╔══

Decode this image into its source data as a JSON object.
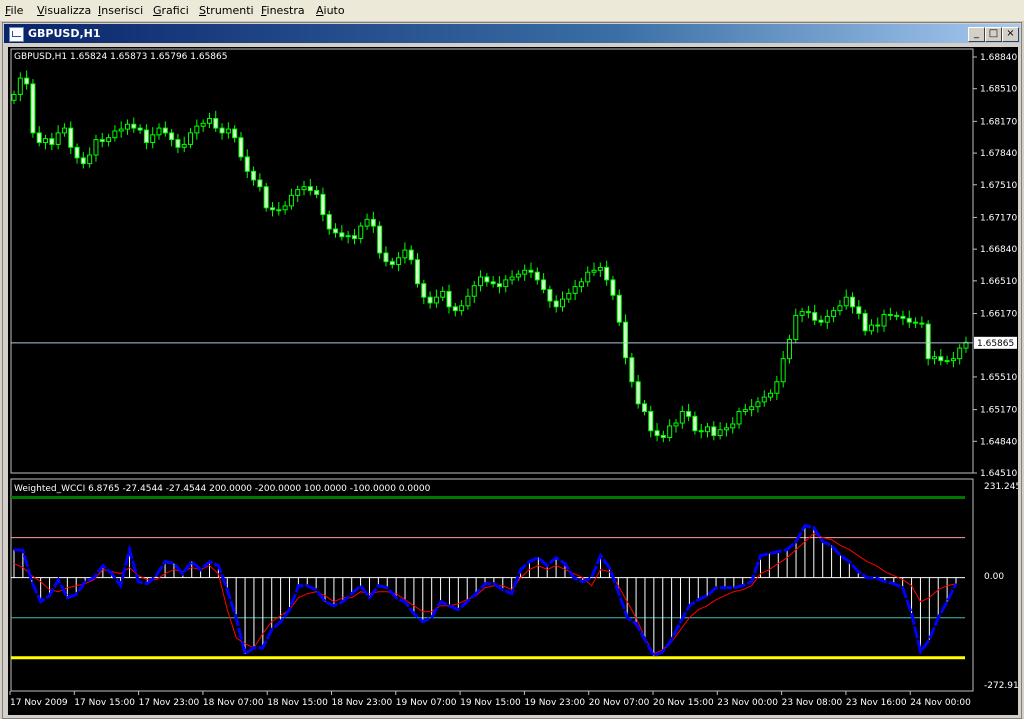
{
  "menu": {
    "items": [
      {
        "label": "File",
        "ul": "F",
        "rest": "ile"
      },
      {
        "label": "Visualizza",
        "ul": "V",
        "rest": "isualizza"
      },
      {
        "label": "Inserisci",
        "ul": "I",
        "rest": "nserisci"
      },
      {
        "label": "Grafici",
        "ul": "G",
        "rest": "rafici"
      },
      {
        "label": "Strumenti",
        "ul": "S",
        "rest": "trumenti"
      },
      {
        "label": "Finestra",
        "ul": "F",
        "rest": "inestra"
      },
      {
        "label": "Aiuto",
        "ul": "A",
        "rest": "iuto"
      }
    ]
  },
  "window": {
    "title": "GBPUSD,H1",
    "minimize_label": "_",
    "maximize_label": "□",
    "close_label": "×"
  },
  "main_chart": {
    "info": "GBPUSD,H1  1.65824 1.65873 1.65796 1.65865",
    "price_labels": [
      "1.68840",
      "1.68510",
      "1.68170",
      "1.67840",
      "1.67510",
      "1.67170",
      "1.66840",
      "1.66510",
      "1.66170",
      "1.65510",
      "1.65170",
      "1.64840",
      "1.64510"
    ],
    "current_price": "1.65865",
    "colors": {
      "bull": "#00ff00",
      "bear": "#d8ffd0",
      "bid": "#b0c4de"
    }
  },
  "indicator": {
    "info": "Weighted_WCCI 6.8765 -27.4544 -27.4544 200.0000 -200.0000 100.0000 -100.0000 0.0000",
    "scale_labels": {
      "top": "231.2455",
      "zero": "0.00",
      "bottom": "-272.916"
    },
    "levels": {
      "plus200": 200,
      "minus200": -200,
      "plus100": 100,
      "minus100": -100,
      "zero": 0
    },
    "colors": {
      "plus200": "#007700",
      "minus200": "#ffff00",
      "plus100": "#ff9ea0",
      "minus100": "#40c0b0",
      "wcci": "#0000ff",
      "signal": "#ff0000",
      "hist": "#ffffff"
    }
  },
  "time_axis": {
    "labels": [
      "17 Nov 2009",
      "17 Nov 15:00",
      "17 Nov 23:00",
      "18 Nov 07:00",
      "18 Nov 15:00",
      "18 Nov 23:00",
      "19 Nov 07:00",
      "19 Nov 15:00",
      "19 Nov 23:00",
      "20 Nov 07:00",
      "20 Nov 15:00",
      "23 Nov 00:00",
      "23 Nov 08:00",
      "23 Nov 16:00",
      "24 Nov 00:00"
    ]
  },
  "chart_data": [
    {
      "type": "candlestick",
      "title": "GBPUSD,H1",
      "ylim": [
        1.6451,
        1.6884
      ],
      "closes": [
        1.6845,
        1.6862,
        1.6856,
        1.6805,
        1.6795,
        1.6799,
        1.6793,
        1.6805,
        1.681,
        1.679,
        1.6779,
        1.6773,
        1.6782,
        1.6798,
        1.6796,
        1.68,
        1.6807,
        1.6809,
        1.6814,
        1.681,
        1.6808,
        1.6795,
        1.6803,
        1.681,
        1.6805,
        1.6798,
        1.679,
        1.6793,
        1.6805,
        1.6812,
        1.6815,
        1.682,
        1.681,
        1.6805,
        1.6809,
        1.68,
        1.678,
        1.6765,
        1.6756,
        1.6749,
        1.6727,
        1.6725,
        1.6725,
        1.6729,
        1.674,
        1.6746,
        1.6749,
        1.6745,
        1.6741,
        1.672,
        1.6705,
        1.6701,
        1.6697,
        1.6698,
        1.6695,
        1.6708,
        1.6715,
        1.6708,
        1.668,
        1.6671,
        1.6668,
        1.6675,
        1.6683,
        1.6673,
        1.6648,
        1.6634,
        1.6628,
        1.6634,
        1.664,
        1.6624,
        1.662,
        1.6625,
        1.6635,
        1.6646,
        1.6655,
        1.665,
        1.6648,
        1.6645,
        1.6652,
        1.6655,
        1.6658,
        1.6662,
        1.666,
        1.6652,
        1.6642,
        1.663,
        1.6624,
        1.6632,
        1.6638,
        1.6645,
        1.665,
        1.666,
        1.6662,
        1.6665,
        1.6652,
        1.6636,
        1.6608,
        1.6571,
        1.6546,
        1.6523,
        1.6515,
        1.6495,
        1.649,
        1.6488,
        1.65,
        1.6503,
        1.6515,
        1.651,
        1.6495,
        1.6494,
        1.6499,
        1.649,
        1.6496,
        1.6498,
        1.6502,
        1.6515,
        1.6517,
        1.652,
        1.6525,
        1.653,
        1.6534,
        1.6546,
        1.657,
        1.659,
        1.6615,
        1.6619,
        1.6618,
        1.661,
        1.6608,
        1.6614,
        1.662,
        1.6625,
        1.6634,
        1.6624,
        1.6617,
        1.6599,
        1.6605,
        1.6604,
        1.6616,
        1.6615,
        1.6614,
        1.6612,
        1.6608,
        1.6607,
        1.6606,
        1.657,
        1.6572,
        1.6568,
        1.6568,
        1.657,
        1.6581,
        1.6587
      ]
    },
    {
      "type": "line",
      "title": "Weighted_WCCI",
      "ylim": [
        -272.916,
        231.2455
      ],
      "series": [
        {
          "name": "WCCI",
          "values": [
            70,
            68,
            -10,
            -60,
            -45,
            -5,
            -50,
            -42,
            -10,
            0,
            30,
            10,
            -20,
            70,
            -10,
            -15,
            5,
            40,
            35,
            10,
            40,
            20,
            40,
            30,
            -30,
            -100,
            -190,
            -175,
            -175,
            -130,
            -110,
            -80,
            -20,
            -20,
            -30,
            -60,
            -70,
            -60,
            -40,
            -20,
            -50,
            -20,
            -25,
            -50,
            -60,
            -90,
            -110,
            -100,
            -60,
            -70,
            -80,
            -60,
            -40,
            -15,
            -15,
            -30,
            -40,
            20,
            40,
            50,
            30,
            50,
            35,
            0,
            -10,
            0,
            55,
            25,
            -35,
            -100,
            -115,
            -155,
            -195,
            -185,
            -155,
            -110,
            -70,
            -55,
            -45,
            -25,
            -25,
            -25,
            -20,
            -10,
            55,
            60,
            65,
            70,
            90,
            130,
            125,
            90,
            80,
            55,
            40,
            15,
            0,
            0,
            -10,
            -15,
            -25,
            -90,
            -185,
            -155,
            -100,
            -60,
            -15
          ]
        },
        {
          "name": "Signal",
          "values": [
            35,
            25,
            5,
            -10,
            -30,
            -35,
            -25,
            -20,
            -15,
            -5,
            20,
            15,
            10,
            25,
            5,
            -5,
            -5,
            10,
            20,
            15,
            25,
            20,
            30,
            10,
            -80,
            -150,
            -165,
            -175,
            -140,
            -110,
            -95,
            -80,
            -50,
            -40,
            -35,
            -45,
            -60,
            -50,
            -50,
            -35,
            -40,
            -35,
            -35,
            -40,
            -55,
            -70,
            -85,
            -85,
            -70,
            -70,
            -65,
            -55,
            -45,
            -25,
            -20,
            -20,
            -30,
            0,
            20,
            30,
            20,
            30,
            20,
            10,
            0,
            -20,
            20,
            15,
            -20,
            -60,
            -100,
            -150,
            -190,
            -180,
            -160,
            -130,
            -100,
            -80,
            -70,
            -55,
            -45,
            -35,
            -30,
            -20,
            10,
            20,
            35,
            50,
            70,
            90,
            110,
            100,
            95,
            80,
            70,
            55,
            40,
            30,
            15,
            5,
            -5,
            -20,
            -60,
            -50,
            -30,
            -20,
            -15
          ]
        }
      ]
    }
  ]
}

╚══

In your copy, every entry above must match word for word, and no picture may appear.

Decode this image into its source data as a JSON object.
{
  "menu": {
    "items": [
      {
        "label": "File",
        "ul": "F",
        "rest": "ile"
      },
      {
        "label": "Visualizza",
        "ul": "V",
        "rest": "isualizza"
      },
      {
        "label": "Inserisci",
        "ul": "I",
        "rest": "nserisci"
      },
      {
        "label": "Grafici",
        "ul": "G",
        "rest": "rafici"
      },
      {
        "label": "Strumenti",
        "ul": "S",
        "rest": "trumenti"
      },
      {
        "label": "Finestra",
        "ul": "F",
        "rest": "inestra"
      },
      {
        "label": "Aiuto",
        "ul": "A",
        "rest": "iuto"
      }
    ]
  },
  "window": {
    "title": "GBPUSD,H1",
    "minimize_label": "_",
    "maximize_label": "□",
    "close_label": "×"
  },
  "main_chart": {
    "info": "GBPUSD,H1  1.65824 1.65873 1.65796 1.65865",
    "price_labels": [
      "1.68840",
      "1.68510",
      "1.68170",
      "1.67840",
      "1.67510",
      "1.67170",
      "1.66840",
      "1.66510",
      "1.66170",
      "1.65510",
      "1.65170",
      "1.64840",
      "1.64510"
    ],
    "current_price": "1.65865",
    "colors": {
      "bull": "#00ff00",
      "bear": "#d8ffd0",
      "bid": "#b0c4de"
    }
  },
  "indicator": {
    "info": "Weighted_WCCI 6.8765 -27.4544 -27.4544 200.0000 -200.0000 100.0000 -100.0000 0.0000",
    "scale_labels": {
      "top": "231.2455",
      "zero": "0.00",
      "bottom": "-272.916"
    },
    "levels": {
      "plus200": 200,
      "minus200": -200,
      "plus100": 100,
      "minus100": -100,
      "zero": 0
    },
    "colors": {
      "plus200": "#007700",
      "minus200": "#ffff00",
      "plus100": "#ff9ea0",
      "minus100": "#40c0b0",
      "wcci": "#0000ff",
      "signal": "#ff0000",
      "hist": "#ffffff"
    }
  },
  "time_axis": {
    "labels": [
      "17 Nov 2009",
      "17 Nov 15:00",
      "17 Nov 23:00",
      "18 Nov 07:00",
      "18 Nov 15:00",
      "18 Nov 23:00",
      "19 Nov 07:00",
      "19 Nov 15:00",
      "19 Nov 23:00",
      "20 Nov 07:00",
      "20 Nov 15:00",
      "23 Nov 00:00",
      "23 Nov 08:00",
      "23 Nov 16:00",
      "24 Nov 00:00"
    ]
  },
  "chart_data": [
    {
      "type": "candlestick",
      "title": "GBPUSD,H1",
      "ylim": [
        1.6451,
        1.6884
      ],
      "closes": [
        1.6845,
        1.6862,
        1.6856,
        1.6805,
        1.6795,
        1.6799,
        1.6793,
        1.6805,
        1.681,
        1.679,
        1.6779,
        1.6773,
        1.6782,
        1.6798,
        1.6796,
        1.68,
        1.6807,
        1.6809,
        1.6814,
        1.681,
        1.6808,
        1.6795,
        1.6803,
        1.681,
        1.6805,
        1.6798,
        1.679,
        1.6793,
        1.6805,
        1.6812,
        1.6815,
        1.682,
        1.681,
        1.6805,
        1.6809,
        1.68,
        1.678,
        1.6765,
        1.6756,
        1.6749,
        1.6727,
        1.6725,
        1.6725,
        1.6729,
        1.674,
        1.6746,
        1.6749,
        1.6745,
        1.6741,
        1.672,
        1.6705,
        1.6701,
        1.6697,
        1.6698,
        1.6695,
        1.6708,
        1.6715,
        1.6708,
        1.668,
        1.6671,
        1.6668,
        1.6675,
        1.6683,
        1.6673,
        1.6648,
        1.6634,
        1.6628,
        1.6634,
        1.664,
        1.6624,
        1.662,
        1.6625,
        1.6635,
        1.6646,
        1.6655,
        1.665,
        1.6648,
        1.6645,
        1.6652,
        1.6655,
        1.6658,
        1.6662,
        1.666,
        1.6652,
        1.6642,
        1.663,
        1.6624,
        1.6632,
        1.6638,
        1.6645,
        1.665,
        1.666,
        1.6662,
        1.6665,
        1.6652,
        1.6636,
        1.6608,
        1.6571,
        1.6546,
        1.6523,
        1.6515,
        1.6495,
        1.649,
        1.6488,
        1.65,
        1.6503,
        1.6515,
        1.651,
        1.6495,
        1.6494,
        1.6499,
        1.649,
        1.6496,
        1.6498,
        1.6502,
        1.6515,
        1.6517,
        1.652,
        1.6525,
        1.653,
        1.6534,
        1.6546,
        1.657,
        1.659,
        1.6615,
        1.6619,
        1.6618,
        1.661,
        1.6608,
        1.6614,
        1.662,
        1.6625,
        1.6634,
        1.6624,
        1.6617,
        1.6599,
        1.6605,
        1.6604,
        1.6616,
        1.6615,
        1.6614,
        1.6612,
        1.6608,
        1.6607,
        1.6606,
        1.657,
        1.6572,
        1.6568,
        1.6568,
        1.657,
        1.6581,
        1.6587
      ]
    },
    {
      "type": "line",
      "title": "Weighted_WCCI",
      "ylim": [
        -272.916,
        231.2455
      ],
      "series": [
        {
          "name": "WCCI",
          "values": [
            70,
            68,
            -10,
            -60,
            -45,
            -5,
            -50,
            -42,
            -10,
            0,
            30,
            10,
            -20,
            70,
            -10,
            -15,
            5,
            40,
            35,
            10,
            40,
            20,
            40,
            30,
            -30,
            -100,
            -190,
            -175,
            -175,
            -130,
            -110,
            -80,
            -20,
            -20,
            -30,
            -60,
            -70,
            -60,
            -40,
            -20,
            -50,
            -20,
            -25,
            -50,
            -60,
            -90,
            -110,
            -100,
            -60,
            -70,
            -80,
            -60,
            -40,
            -15,
            -15,
            -30,
            -40,
            20,
            40,
            50,
            30,
            50,
            35,
            0,
            -10,
            0,
            55,
            25,
            -35,
            -100,
            -115,
            -155,
            -195,
            -185,
            -155,
            -110,
            -70,
            -55,
            -45,
            -25,
            -25,
            -25,
            -20,
            -10,
            55,
            60,
            65,
            70,
            90,
            130,
            125,
            90,
            80,
            55,
            40,
            15,
            0,
            0,
            -10,
            -15,
            -25,
            -90,
            -185,
            -155,
            -100,
            -60,
            -15
          ]
        },
        {
          "name": "Signal",
          "values": [
            35,
            25,
            5,
            -10,
            -30,
            -35,
            -25,
            -20,
            -15,
            -5,
            20,
            15,
            10,
            25,
            5,
            -5,
            -5,
            10,
            20,
            15,
            25,
            20,
            30,
            10,
            -80,
            -150,
            -165,
            -175,
            -140,
            -110,
            -95,
            -80,
            -50,
            -40,
            -35,
            -45,
            -60,
            -50,
            -50,
            -35,
            -40,
            -35,
            -35,
            -40,
            -55,
            -70,
            -85,
            -85,
            -70,
            -70,
            -65,
            -55,
            -45,
            -25,
            -20,
            -20,
            -30,
            0,
            20,
            30,
            20,
            30,
            20,
            10,
            0,
            -20,
            20,
            15,
            -20,
            -60,
            -100,
            -150,
            -190,
            -180,
            -160,
            -130,
            -100,
            -80,
            -70,
            -55,
            -45,
            -35,
            -30,
            -20,
            10,
            20,
            35,
            50,
            70,
            90,
            110,
            100,
            95,
            80,
            70,
            55,
            40,
            30,
            15,
            5,
            -5,
            -20,
            -60,
            -50,
            -30,
            -20,
            -15
          ]
        }
      ]
    }
  ]
}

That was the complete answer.